TASK DETAILS:
Whichever lines include the word "true", copy them as they appear in the data.

MATERIAL SUPPLIED:
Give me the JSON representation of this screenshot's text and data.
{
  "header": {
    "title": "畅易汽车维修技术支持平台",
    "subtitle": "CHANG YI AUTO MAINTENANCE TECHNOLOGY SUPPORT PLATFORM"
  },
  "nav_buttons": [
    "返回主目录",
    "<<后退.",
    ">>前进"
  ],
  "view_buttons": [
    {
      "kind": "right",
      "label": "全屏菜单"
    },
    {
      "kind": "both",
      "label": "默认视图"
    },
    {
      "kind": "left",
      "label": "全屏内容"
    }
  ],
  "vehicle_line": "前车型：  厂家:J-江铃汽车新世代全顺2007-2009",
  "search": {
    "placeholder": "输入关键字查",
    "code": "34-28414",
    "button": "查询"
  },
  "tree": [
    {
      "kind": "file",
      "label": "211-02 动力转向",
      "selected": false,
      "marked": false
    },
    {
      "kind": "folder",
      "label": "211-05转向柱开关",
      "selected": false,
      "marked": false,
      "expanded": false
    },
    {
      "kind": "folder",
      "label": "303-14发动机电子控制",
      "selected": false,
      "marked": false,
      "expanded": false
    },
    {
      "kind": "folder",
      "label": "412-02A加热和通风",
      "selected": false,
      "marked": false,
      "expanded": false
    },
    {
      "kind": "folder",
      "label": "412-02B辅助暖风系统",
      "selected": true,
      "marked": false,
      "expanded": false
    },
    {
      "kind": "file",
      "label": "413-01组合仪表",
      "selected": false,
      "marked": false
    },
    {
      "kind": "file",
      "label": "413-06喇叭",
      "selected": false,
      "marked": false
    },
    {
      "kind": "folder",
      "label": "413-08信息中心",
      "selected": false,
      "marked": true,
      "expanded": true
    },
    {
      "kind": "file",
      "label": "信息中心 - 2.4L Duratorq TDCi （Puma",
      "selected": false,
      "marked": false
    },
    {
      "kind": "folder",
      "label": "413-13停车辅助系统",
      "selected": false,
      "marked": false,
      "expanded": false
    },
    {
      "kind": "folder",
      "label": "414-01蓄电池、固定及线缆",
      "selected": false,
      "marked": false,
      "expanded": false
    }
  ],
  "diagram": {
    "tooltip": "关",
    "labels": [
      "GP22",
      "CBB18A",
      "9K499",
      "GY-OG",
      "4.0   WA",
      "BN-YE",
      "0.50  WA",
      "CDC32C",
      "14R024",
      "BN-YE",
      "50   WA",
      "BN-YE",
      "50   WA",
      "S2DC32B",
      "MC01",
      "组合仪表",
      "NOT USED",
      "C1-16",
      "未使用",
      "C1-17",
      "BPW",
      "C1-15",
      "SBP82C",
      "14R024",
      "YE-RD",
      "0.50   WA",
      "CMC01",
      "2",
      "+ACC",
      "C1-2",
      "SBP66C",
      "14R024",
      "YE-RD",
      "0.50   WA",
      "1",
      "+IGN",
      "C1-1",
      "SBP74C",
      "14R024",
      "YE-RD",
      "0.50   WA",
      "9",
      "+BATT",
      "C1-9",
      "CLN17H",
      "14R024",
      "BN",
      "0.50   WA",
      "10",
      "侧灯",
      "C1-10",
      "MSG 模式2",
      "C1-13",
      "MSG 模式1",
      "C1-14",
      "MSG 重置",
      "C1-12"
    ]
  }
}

OUTPUT FOR THIS TASK:
      "selected": true,
      "marked": true,
      "expanded": true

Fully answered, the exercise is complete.